Extracted data:

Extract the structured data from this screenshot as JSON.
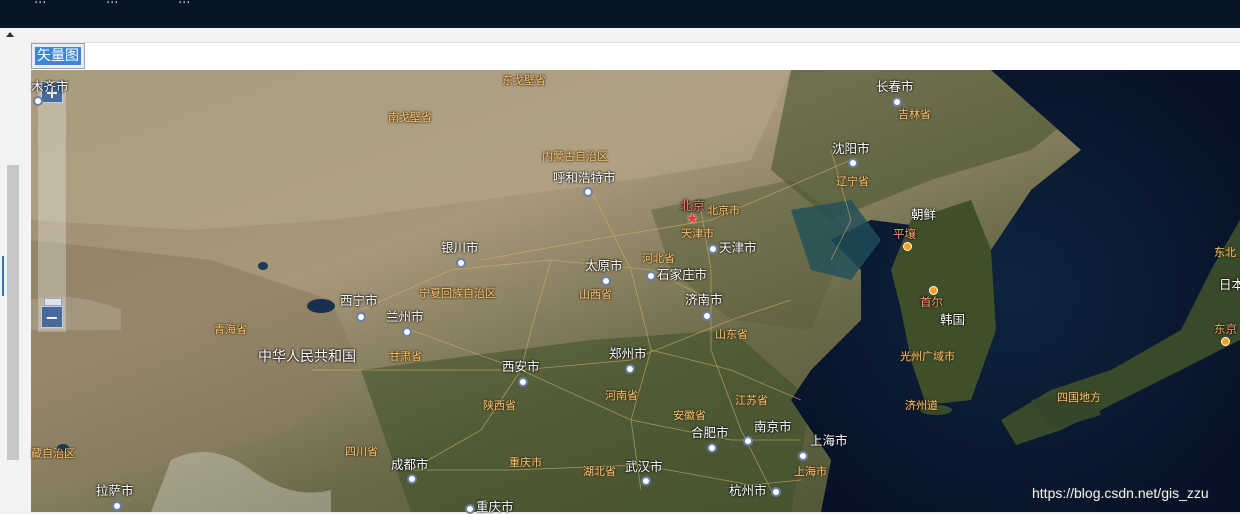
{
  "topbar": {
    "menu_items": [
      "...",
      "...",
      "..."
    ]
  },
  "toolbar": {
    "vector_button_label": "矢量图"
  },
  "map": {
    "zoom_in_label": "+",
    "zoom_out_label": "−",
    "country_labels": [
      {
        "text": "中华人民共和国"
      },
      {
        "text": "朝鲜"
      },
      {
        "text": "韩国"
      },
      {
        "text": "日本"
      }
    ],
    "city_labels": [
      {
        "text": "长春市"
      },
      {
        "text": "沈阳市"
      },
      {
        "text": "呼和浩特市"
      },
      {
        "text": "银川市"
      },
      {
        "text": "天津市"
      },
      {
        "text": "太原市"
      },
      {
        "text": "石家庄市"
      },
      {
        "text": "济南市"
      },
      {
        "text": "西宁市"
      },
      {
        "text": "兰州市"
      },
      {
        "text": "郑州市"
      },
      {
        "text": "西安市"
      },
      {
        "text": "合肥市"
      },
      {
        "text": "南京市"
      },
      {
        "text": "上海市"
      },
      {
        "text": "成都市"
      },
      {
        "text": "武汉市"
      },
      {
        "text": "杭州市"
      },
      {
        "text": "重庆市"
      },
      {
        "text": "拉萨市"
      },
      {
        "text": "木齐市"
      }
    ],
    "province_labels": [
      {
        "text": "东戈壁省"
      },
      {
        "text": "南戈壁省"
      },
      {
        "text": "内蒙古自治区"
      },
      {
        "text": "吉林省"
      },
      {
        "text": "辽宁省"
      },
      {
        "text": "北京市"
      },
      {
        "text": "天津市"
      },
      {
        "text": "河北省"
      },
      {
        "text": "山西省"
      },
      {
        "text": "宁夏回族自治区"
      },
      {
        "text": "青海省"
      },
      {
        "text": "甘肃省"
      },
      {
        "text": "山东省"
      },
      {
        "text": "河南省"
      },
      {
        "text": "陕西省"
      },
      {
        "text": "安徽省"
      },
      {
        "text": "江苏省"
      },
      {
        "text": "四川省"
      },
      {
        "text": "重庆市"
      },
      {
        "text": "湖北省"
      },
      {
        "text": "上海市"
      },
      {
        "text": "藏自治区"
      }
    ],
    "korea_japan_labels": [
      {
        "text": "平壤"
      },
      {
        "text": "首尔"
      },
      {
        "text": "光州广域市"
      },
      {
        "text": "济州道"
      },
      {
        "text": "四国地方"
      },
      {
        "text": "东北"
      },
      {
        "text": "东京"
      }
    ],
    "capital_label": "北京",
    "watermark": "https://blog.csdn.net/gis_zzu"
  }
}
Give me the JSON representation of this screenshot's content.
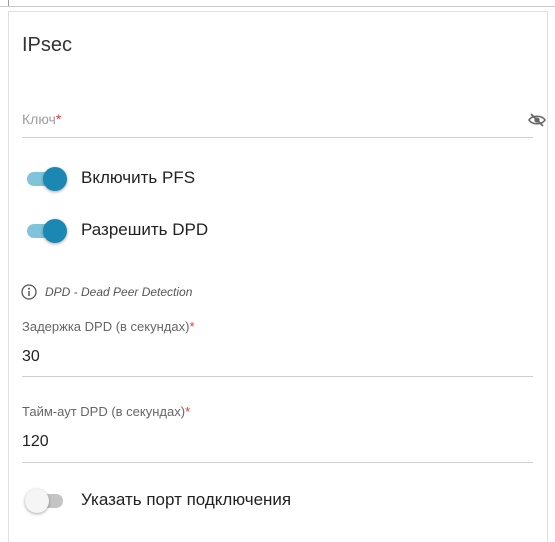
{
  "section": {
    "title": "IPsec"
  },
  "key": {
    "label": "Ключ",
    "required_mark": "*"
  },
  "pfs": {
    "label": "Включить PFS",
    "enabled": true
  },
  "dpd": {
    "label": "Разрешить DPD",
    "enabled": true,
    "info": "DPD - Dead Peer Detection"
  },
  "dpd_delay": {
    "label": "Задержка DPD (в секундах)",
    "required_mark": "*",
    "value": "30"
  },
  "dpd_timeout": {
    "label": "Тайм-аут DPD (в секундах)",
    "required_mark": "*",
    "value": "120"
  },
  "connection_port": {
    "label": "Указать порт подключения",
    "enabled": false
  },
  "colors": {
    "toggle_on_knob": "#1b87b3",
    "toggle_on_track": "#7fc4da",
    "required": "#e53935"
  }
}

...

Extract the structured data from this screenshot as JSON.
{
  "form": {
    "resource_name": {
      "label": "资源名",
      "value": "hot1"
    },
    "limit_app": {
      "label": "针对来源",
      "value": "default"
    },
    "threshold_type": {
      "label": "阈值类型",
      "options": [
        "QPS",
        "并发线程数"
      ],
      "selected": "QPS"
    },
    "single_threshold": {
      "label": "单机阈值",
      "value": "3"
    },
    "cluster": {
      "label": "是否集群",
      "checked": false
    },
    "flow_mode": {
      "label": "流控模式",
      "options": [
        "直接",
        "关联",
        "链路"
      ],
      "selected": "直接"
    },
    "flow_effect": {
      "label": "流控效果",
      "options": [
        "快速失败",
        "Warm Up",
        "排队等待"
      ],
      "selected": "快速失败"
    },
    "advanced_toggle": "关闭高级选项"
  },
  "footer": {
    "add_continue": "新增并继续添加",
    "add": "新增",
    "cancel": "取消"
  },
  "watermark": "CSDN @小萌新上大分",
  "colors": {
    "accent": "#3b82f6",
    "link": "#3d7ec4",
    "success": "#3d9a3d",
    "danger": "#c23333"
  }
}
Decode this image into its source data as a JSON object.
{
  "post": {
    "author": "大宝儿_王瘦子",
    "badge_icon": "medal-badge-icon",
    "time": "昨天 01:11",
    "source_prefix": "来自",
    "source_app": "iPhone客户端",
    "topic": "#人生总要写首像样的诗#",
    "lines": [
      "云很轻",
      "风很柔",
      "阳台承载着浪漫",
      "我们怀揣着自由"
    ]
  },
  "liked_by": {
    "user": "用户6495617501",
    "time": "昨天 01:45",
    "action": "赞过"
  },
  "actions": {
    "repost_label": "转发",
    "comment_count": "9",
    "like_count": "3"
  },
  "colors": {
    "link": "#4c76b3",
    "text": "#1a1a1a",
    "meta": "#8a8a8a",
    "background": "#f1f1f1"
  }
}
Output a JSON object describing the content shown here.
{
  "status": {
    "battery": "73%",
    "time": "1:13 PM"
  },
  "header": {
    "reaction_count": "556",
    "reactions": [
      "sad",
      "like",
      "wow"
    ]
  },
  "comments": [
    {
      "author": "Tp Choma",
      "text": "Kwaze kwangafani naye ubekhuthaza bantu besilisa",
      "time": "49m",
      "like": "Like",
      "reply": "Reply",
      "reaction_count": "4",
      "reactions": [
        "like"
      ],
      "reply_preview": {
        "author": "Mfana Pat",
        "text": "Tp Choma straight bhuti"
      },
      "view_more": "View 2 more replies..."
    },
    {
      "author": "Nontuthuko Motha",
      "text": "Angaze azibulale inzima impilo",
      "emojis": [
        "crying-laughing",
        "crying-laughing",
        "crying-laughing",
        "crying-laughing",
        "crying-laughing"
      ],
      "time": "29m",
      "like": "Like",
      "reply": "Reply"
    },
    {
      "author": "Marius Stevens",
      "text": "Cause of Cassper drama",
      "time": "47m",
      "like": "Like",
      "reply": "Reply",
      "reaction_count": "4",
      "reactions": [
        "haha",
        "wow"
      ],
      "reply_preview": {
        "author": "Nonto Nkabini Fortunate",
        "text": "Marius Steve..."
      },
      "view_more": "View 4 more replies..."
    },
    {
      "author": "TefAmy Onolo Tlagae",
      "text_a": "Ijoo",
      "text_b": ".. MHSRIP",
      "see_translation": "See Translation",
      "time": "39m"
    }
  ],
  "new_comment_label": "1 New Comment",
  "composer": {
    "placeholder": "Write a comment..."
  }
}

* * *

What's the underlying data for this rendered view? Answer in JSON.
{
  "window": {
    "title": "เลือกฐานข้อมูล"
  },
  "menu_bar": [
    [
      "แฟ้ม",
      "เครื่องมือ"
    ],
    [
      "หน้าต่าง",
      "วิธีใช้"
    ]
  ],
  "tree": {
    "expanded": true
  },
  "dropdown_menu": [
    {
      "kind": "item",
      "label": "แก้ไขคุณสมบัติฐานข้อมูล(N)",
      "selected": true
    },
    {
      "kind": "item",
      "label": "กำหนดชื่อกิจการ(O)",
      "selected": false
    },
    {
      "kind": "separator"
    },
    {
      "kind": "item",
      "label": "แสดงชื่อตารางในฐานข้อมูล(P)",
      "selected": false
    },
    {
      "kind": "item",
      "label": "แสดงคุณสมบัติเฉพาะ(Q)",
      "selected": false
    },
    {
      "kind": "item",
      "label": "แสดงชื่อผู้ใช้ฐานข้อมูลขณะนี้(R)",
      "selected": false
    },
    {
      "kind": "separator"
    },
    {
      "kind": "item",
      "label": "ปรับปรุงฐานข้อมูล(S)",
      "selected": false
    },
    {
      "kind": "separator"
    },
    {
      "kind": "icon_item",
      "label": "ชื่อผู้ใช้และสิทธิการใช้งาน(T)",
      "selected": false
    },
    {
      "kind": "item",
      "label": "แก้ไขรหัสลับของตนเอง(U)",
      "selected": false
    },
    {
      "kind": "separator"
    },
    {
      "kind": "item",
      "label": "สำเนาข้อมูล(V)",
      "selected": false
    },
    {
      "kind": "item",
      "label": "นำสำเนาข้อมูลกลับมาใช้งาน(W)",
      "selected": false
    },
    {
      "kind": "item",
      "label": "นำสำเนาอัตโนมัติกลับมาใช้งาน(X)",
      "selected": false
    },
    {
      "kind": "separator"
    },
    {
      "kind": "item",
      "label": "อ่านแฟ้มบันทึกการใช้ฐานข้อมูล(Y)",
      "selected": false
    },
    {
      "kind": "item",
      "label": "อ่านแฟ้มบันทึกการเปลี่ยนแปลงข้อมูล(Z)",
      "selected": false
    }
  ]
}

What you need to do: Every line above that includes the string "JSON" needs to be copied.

Solution to this task:
Extract the structured data from this screenshot as JSON.
Give me the JSON representation of this screenshot's content.
Extract the structured data from this screenshot as JSON.
Decode this image into its source data as a JSON object.
Output a JSON object describing the content shown here.
What's the underlying data for this rendered view? Answer in JSON.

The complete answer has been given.